Two rock icons, Fleetwood Mac’s Stevie Nicks and Dave Stewart of The Eurythmics, worked together on Nicks’ first album solo album in a decade, 2011’s In Your Dreams

But their creative collaboration didn’t end there.

There’s also a Stewart-directed 2013 behind-the-scenes documentary of the same name about making the record, co-produced by Glen Ballard, that will debut in Toronto Monday night. The film then moves across Canada over the next several weeks.
“It’s a movie that Stevie Nicks’ fans love,” says Stewart, 60, from L.A.

“Obviously, she’s been a bit of an enigma and very sort of mysterious and there’s an insight not only into her world and her home and how she works but inside her mind as well. How she works creatively and how she thinks. What’s good is that if you’re not a Stevie Nicks fan in particular and you watch it, you get kind of surprised at how kind of intense and focused she is working. Because I think a lot of the views or people’s opinions about artists during certain periods of their life is kind of spaced out, hippie like. And then you see Stevie at work in the film and you go, ‘Holy s—!’ She’s like a force of nature.”

Turns out Stewart and Nicks met 30 years ago.

The occasion was an Eurythmics show in Los Angeles and Nicks came backstage.

“We got on really well,” says Stewart. “And I went back to stay in L.A. for a bit and we hung out and I was writing just experimental stuff with her and I ended up writing this song for her but then Tom Petty liked it and wanted to record it — Don’t Come Around Here No More — that’s why at the end (of the film, Stevie) says, ‘Hey, Dave, definitely come around here!’ Because it became this epic sort of song for Tom.”
Stewart and Nicks regrouped again significantly in 2006 when Nicks appeared on a pilot for Stewart’s HBO music-themed interview show and they performed a 15-minute version of Rhiannon together.

In the documentary, she reveals after that collaboration she knew she wanted Stewart to produce either her next solo album or a Fleetwood Mac record.
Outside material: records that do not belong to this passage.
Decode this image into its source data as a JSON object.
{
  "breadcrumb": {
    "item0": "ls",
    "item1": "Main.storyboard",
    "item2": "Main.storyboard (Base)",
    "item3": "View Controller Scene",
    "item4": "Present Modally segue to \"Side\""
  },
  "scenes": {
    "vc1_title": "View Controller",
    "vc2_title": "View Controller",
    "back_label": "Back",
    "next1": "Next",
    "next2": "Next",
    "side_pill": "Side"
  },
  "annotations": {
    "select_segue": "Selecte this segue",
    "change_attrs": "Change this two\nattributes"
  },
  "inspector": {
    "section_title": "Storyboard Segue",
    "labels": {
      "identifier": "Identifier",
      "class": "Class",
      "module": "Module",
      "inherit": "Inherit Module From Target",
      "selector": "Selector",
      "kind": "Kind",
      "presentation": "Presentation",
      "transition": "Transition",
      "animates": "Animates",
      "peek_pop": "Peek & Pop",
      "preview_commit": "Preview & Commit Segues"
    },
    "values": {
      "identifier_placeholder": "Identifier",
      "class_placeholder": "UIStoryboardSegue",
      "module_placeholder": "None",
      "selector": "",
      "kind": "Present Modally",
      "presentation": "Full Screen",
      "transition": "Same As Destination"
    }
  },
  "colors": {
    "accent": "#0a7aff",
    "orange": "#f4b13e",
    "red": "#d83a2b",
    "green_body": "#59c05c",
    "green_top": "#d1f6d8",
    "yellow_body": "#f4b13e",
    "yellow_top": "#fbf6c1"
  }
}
“It all sort of organically turned into the record and the movie,” says Stewart.

He says after recording the album with Nicks and shooting about 50 hours of footage — boiled down to one hour and 40 minutes on-screen — he learned two significant things about her.
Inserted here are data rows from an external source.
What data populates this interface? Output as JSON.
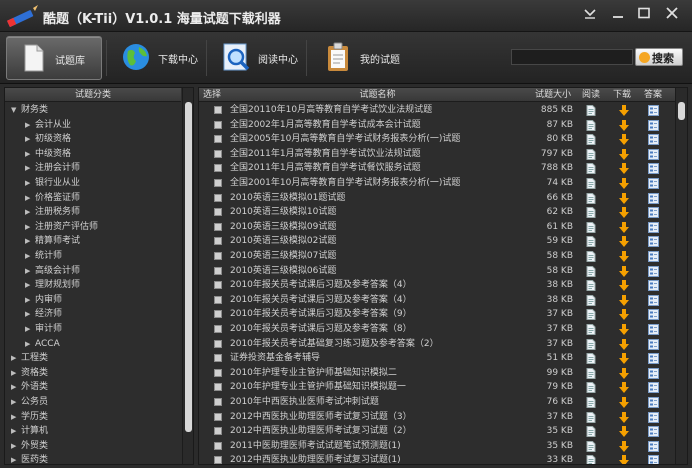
{
  "app": {
    "title": "酷题（K-Tii）V1.0.1 海量试题下载利器",
    "window_controls": [
      "minimize-to-tray",
      "minimize",
      "maximize",
      "close"
    ]
  },
  "toolbar": {
    "tabs": [
      {
        "label": "试题库",
        "icon": "document-icon",
        "active": true
      },
      {
        "label": "下载中心",
        "icon": "globe-icon",
        "active": false
      },
      {
        "label": "阅读中心",
        "icon": "magnifier-icon",
        "active": false
      },
      {
        "label": "我的试题",
        "icon": "clipboard-icon",
        "active": false
      }
    ],
    "search": {
      "placeholder": "",
      "button_label": "搜索"
    }
  },
  "category_panel": {
    "header": "试题分类",
    "items": [
      {
        "label": "财务类",
        "level": 0,
        "expanded": true
      },
      {
        "label": "会计从业",
        "level": 1
      },
      {
        "label": "初级资格",
        "level": 1
      },
      {
        "label": "中级资格",
        "level": 1
      },
      {
        "label": "注册会计师",
        "level": 1
      },
      {
        "label": "银行业从业",
        "level": 1
      },
      {
        "label": "价格鉴证师",
        "level": 1
      },
      {
        "label": "注册税务师",
        "level": 1
      },
      {
        "label": "注册资产评估师",
        "level": 1
      },
      {
        "label": "精算师考试",
        "level": 1
      },
      {
        "label": "统计师",
        "level": 1
      },
      {
        "label": "高级会计师",
        "level": 1
      },
      {
        "label": "理财规划师",
        "level": 1
      },
      {
        "label": "内审师",
        "level": 1
      },
      {
        "label": "经济师",
        "level": 1
      },
      {
        "label": "审计师",
        "level": 1
      },
      {
        "label": "ACCA",
        "level": 1
      },
      {
        "label": "工程类",
        "level": 0
      },
      {
        "label": "资格类",
        "level": 0
      },
      {
        "label": "外语类",
        "level": 0
      },
      {
        "label": "公务员",
        "level": 0
      },
      {
        "label": "学历类",
        "level": 0
      },
      {
        "label": "计算机",
        "level": 0
      },
      {
        "label": "外贸类",
        "level": 0
      },
      {
        "label": "医药类",
        "level": 0
      }
    ]
  },
  "table": {
    "columns": [
      "选择",
      "试题名称",
      "试题大小",
      "阅读",
      "下载",
      "答案"
    ],
    "rows": [
      {
        "name": "全国20110年10月高等教育自学考试饮业法规试题",
        "size": "885 KB"
      },
      {
        "name": "全国2002年1月高等教育自学考试成本会计试题",
        "size": "87 KB"
      },
      {
        "name": "全国2005年10月高等教育自学考试财务报表分析(一)试题",
        "size": "80 KB"
      },
      {
        "name": "全国2011年1月高等教育自学考试饮业法规试题",
        "size": "797 KB"
      },
      {
        "name": "全国2011年1月高等教育自学考试餐饮服务试题",
        "size": "788 KB"
      },
      {
        "name": "全国2001年10月高等教育自学考试财务报表分析(一)试题",
        "size": "74 KB"
      },
      {
        "name": "2010英语三级模拟01题试题",
        "size": "66 KB"
      },
      {
        "name": "2010英语三级模拟10试题",
        "size": "62 KB"
      },
      {
        "name": "2010英语三级模拟09试题",
        "size": "61 KB"
      },
      {
        "name": "2010英语三级模拟02试题",
        "size": "59 KB"
      },
      {
        "name": "2010英语三级模拟07试题",
        "size": "58 KB"
      },
      {
        "name": "2010英语三级模拟06试题",
        "size": "58 KB"
      },
      {
        "name": "2010年报关员考试课后习题及参考答案（4）",
        "size": "38 KB"
      },
      {
        "name": "2010年报关员考试课后习题及参考答案（4）",
        "size": "38 KB"
      },
      {
        "name": "2010年报关员考试课后习题及参考答案（9）",
        "size": "37 KB"
      },
      {
        "name": "2010年报关员考试课后习题及参考答案（8）",
        "size": "37 KB"
      },
      {
        "name": "2010年报关员考试基础复习练习题及参考答案（2）",
        "size": "37 KB"
      },
      {
        "name": "证券投资基金备考辅导",
        "size": "51 KB"
      },
      {
        "name": "2010年护理专业主管护师基础知识模拟二",
        "size": "99 KB"
      },
      {
        "name": "2010年护理专业主管护师基础知识模拟题一",
        "size": "79 KB"
      },
      {
        "name": "2010年中西医执业医师考试冲刺试题",
        "size": "76 KB"
      },
      {
        "name": "2012中西医执业助理医师考试复习试题（3）",
        "size": "37 KB"
      },
      {
        "name": "2012中西医执业助理医师考试复习试题（2）",
        "size": "35 KB"
      },
      {
        "name": "2011中医助理医师考试试题笔试预测题(1)",
        "size": "35 KB"
      },
      {
        "name": "2012中西医执业助理医师考试复习试题(1)",
        "size": "33 KB"
      }
    ]
  },
  "colors": {
    "background": "#2b2b2b",
    "download_arrow": "#f5a000",
    "page_icon": "#e8eef5"
  }
}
“Stevie’s incredibly generous. She’s always kept the same backing singers, the same friends… even the sounds guys and everybody. They’ve all stuck by her. They’re so loyal to her. And that’s an amazing thing that I discovered about Stevie of how deep that runs within her, this loyalty. And then all of the time and effort she puts into putting her lyrics together. Training herself in books and reading so much literature. She’s steeped in her job. She said it herself. She purposely decided not to have children because she just knew she couldn’t do both. It’s a massive decision.”
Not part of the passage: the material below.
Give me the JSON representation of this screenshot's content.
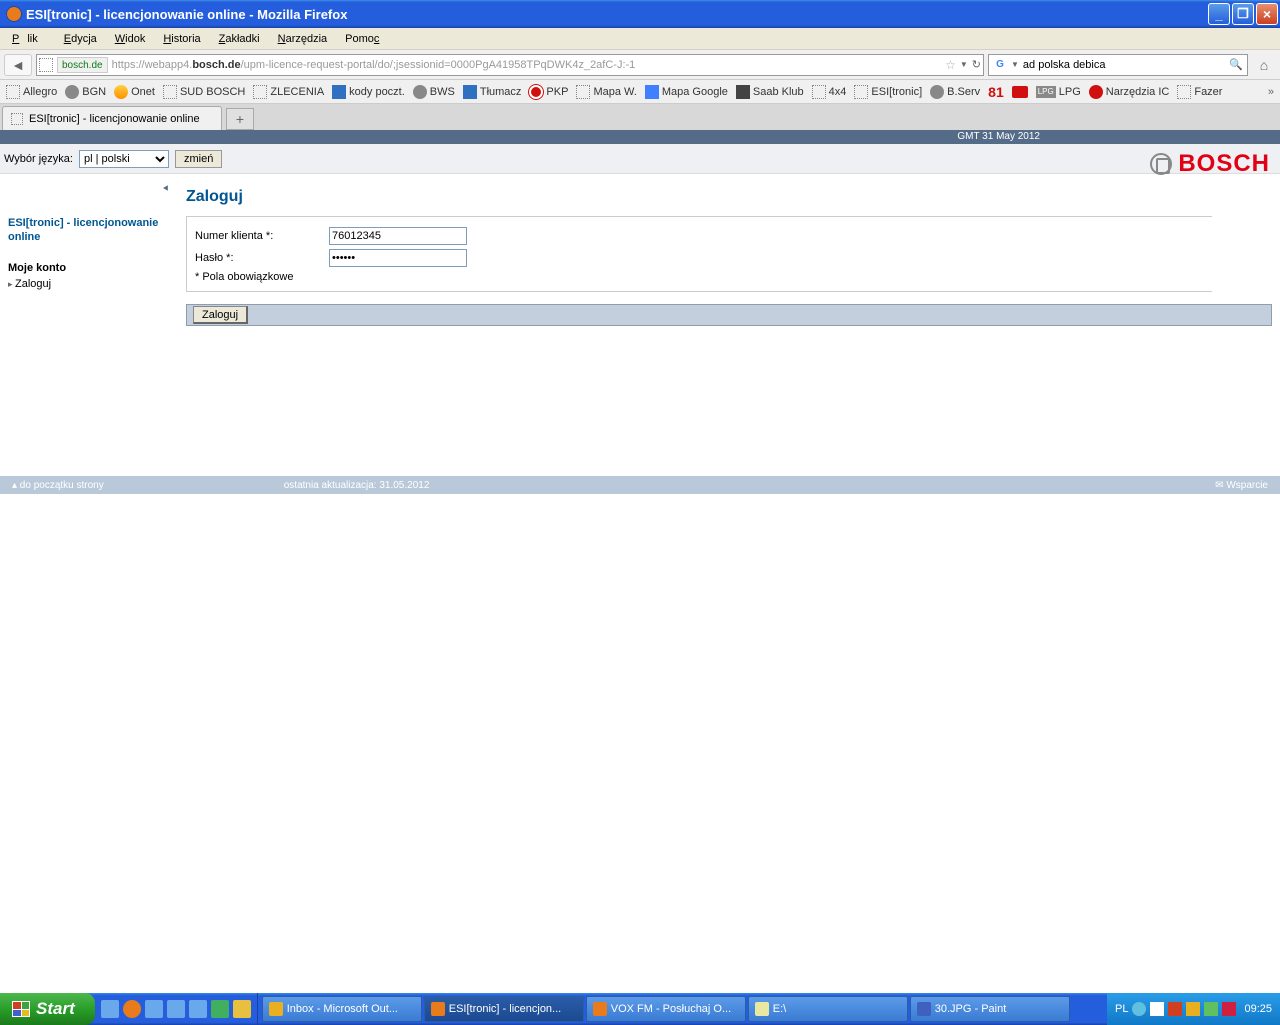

In Your Dreams screenings in Canada:

Toronto / TIFF Bell Lightbox (350 King St W) / April 15 (7 p.m and 7:30 p.m. with Stevie Nicks Q&A) and then April 16-18.
Ottawa / Mayfair Theatre (1074 Bank St) / April 19 & 20
Winnipeg / Winnipeg Cinema theque (100 Arthur St) / May 4 & 5
Edmonton / Metro Cinema at the Garneau (8712 109th Street NW) May 14
Calgary / Globe Cinema (617 8 Ave SW) / May 16
Vancouver / Vancity Theatre (1181 Seymour St) / May 18
Montreal/ Cinema du Parc (3575 Park Ave) / June 14-17

Stevie Nicks on In Your Dreams doc, Twilight-inspired song, Dave Grohl

Stevie Nicks In Your Dreams

Why she and Fleetwood Mac’s Lindsey Buckingham are getting along better than ever

By Melinda Newman
Hit Fix
Monday, April 1, 2013 6:53 PM

When Dave Stewart first suggested to Stevie Nicks that he film the making of her 2011 solo album, In Your Dreams, which he co-produced, her blunt reaction was “I think you’re nuts.”

However, the Eurythmics co-founder convinced Nicks by simply reassuring her “If you don’t like it, we don’t use it.” And in the end, she not only liked it, but she saw the documentary as a way to extend the shelf life of the critically-acclaimed album, which debuted at No. 6 on the Billboard 200, but did not have the high-profile run Nicks hoped it would and fell off the charts after 16 weeks. Continue reading “Stevie Nicks on In Your Dreams doc, Twilight-inspired song, Dave Grohl”